-- Your objective --
In the entries below, find each line bearing the string "Demo" and copy it.

-- Data about app and page elements --
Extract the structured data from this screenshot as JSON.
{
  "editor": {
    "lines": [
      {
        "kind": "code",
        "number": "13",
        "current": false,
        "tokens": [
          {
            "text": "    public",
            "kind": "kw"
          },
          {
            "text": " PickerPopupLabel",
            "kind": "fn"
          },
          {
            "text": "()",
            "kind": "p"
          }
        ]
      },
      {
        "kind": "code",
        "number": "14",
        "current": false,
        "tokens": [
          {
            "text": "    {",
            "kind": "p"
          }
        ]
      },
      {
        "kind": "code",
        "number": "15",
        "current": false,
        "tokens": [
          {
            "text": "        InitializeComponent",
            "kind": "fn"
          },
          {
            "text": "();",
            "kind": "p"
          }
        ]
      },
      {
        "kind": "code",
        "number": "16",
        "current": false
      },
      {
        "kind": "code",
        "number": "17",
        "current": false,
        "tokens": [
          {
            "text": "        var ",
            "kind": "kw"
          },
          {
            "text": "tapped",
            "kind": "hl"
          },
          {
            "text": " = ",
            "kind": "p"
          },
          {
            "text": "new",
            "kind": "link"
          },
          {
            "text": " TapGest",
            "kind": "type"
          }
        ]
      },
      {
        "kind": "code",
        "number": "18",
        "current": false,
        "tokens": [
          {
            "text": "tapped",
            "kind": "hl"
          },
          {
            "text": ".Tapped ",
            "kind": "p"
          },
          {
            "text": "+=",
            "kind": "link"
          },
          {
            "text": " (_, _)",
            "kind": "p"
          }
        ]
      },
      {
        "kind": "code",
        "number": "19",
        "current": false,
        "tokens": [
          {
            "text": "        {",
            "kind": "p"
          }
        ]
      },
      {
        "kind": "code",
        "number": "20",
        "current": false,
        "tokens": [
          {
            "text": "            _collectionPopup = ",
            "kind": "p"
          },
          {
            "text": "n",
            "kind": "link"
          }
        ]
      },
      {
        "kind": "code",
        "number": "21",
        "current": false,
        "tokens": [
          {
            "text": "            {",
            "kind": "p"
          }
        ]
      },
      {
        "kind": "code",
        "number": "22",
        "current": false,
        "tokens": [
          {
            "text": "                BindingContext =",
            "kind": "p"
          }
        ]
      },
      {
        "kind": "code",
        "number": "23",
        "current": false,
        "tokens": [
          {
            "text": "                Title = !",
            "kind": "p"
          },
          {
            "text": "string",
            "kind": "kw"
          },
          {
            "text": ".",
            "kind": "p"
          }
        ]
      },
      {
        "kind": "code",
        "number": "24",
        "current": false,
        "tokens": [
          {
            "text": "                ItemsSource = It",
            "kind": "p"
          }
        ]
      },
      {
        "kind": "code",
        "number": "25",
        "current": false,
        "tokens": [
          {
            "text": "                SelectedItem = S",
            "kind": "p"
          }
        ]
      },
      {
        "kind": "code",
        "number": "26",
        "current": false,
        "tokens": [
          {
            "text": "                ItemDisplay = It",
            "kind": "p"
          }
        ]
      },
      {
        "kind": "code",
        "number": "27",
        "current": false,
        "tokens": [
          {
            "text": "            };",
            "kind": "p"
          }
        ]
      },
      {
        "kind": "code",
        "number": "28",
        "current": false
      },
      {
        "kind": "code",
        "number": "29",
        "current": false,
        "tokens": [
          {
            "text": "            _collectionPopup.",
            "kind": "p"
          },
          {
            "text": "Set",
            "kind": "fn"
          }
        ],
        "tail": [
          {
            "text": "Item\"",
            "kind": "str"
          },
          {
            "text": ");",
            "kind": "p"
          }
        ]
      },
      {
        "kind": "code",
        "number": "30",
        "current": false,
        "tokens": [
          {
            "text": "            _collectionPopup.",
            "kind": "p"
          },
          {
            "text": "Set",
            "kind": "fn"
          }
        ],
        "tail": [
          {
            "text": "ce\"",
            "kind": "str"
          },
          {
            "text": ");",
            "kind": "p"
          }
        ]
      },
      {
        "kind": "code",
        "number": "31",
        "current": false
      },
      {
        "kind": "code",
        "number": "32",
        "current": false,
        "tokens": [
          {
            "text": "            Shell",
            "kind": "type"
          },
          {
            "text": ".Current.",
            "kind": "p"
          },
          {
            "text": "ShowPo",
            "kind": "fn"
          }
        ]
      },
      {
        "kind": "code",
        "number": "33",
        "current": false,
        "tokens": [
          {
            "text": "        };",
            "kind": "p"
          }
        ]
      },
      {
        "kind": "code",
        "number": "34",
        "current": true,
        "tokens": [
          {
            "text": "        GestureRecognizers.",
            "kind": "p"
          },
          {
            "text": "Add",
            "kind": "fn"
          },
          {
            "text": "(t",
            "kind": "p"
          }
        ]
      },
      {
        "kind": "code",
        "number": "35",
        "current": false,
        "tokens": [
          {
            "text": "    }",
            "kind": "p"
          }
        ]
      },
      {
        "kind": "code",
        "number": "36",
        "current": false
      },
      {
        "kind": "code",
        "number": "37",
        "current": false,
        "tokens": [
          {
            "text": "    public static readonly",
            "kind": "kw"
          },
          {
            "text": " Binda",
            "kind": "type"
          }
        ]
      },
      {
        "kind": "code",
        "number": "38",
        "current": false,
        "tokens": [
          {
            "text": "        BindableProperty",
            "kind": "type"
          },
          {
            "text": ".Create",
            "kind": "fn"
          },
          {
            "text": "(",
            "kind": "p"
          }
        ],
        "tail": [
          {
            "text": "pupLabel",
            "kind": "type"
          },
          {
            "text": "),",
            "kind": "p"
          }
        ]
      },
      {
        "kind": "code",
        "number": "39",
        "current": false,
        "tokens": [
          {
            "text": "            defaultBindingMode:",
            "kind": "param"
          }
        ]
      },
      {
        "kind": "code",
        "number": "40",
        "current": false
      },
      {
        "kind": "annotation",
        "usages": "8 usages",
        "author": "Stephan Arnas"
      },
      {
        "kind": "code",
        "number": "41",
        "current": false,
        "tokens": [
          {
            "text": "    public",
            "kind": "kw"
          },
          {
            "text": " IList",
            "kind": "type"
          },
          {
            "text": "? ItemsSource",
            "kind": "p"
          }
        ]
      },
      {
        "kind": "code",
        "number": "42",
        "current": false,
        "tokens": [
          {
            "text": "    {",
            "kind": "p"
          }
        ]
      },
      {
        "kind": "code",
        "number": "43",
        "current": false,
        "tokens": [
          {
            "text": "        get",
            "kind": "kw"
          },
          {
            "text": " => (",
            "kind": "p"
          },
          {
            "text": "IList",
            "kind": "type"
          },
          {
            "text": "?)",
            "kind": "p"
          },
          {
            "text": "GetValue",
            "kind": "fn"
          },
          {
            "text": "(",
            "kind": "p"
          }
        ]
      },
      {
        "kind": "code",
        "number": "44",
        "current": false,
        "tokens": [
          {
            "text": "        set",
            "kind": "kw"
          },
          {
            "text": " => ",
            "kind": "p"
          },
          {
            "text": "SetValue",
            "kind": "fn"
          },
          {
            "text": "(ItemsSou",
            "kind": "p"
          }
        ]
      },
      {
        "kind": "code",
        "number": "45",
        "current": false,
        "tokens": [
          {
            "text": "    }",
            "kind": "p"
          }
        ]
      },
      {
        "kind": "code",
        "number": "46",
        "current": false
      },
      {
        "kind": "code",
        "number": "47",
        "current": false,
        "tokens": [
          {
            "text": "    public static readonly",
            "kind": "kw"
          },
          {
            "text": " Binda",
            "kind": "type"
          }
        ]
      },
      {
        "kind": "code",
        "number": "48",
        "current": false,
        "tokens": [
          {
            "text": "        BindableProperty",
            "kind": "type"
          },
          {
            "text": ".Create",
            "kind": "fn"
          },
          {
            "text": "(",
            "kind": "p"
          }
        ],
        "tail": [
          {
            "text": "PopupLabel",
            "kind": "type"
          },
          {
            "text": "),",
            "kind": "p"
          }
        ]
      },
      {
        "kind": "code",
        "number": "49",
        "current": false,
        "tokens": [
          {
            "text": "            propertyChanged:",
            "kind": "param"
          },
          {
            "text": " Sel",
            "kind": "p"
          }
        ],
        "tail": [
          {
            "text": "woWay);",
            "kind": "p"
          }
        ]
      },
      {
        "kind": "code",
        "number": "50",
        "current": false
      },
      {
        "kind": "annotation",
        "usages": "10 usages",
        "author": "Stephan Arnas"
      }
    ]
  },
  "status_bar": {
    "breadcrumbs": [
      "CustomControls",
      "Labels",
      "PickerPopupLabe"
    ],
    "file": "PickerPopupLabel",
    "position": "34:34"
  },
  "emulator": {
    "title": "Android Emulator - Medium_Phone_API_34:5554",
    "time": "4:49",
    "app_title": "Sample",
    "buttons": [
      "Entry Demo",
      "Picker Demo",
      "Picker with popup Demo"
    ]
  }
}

-- Answer box --
      "Entry Demo",
      "Picker Demo",
      "Picker with popup Demo"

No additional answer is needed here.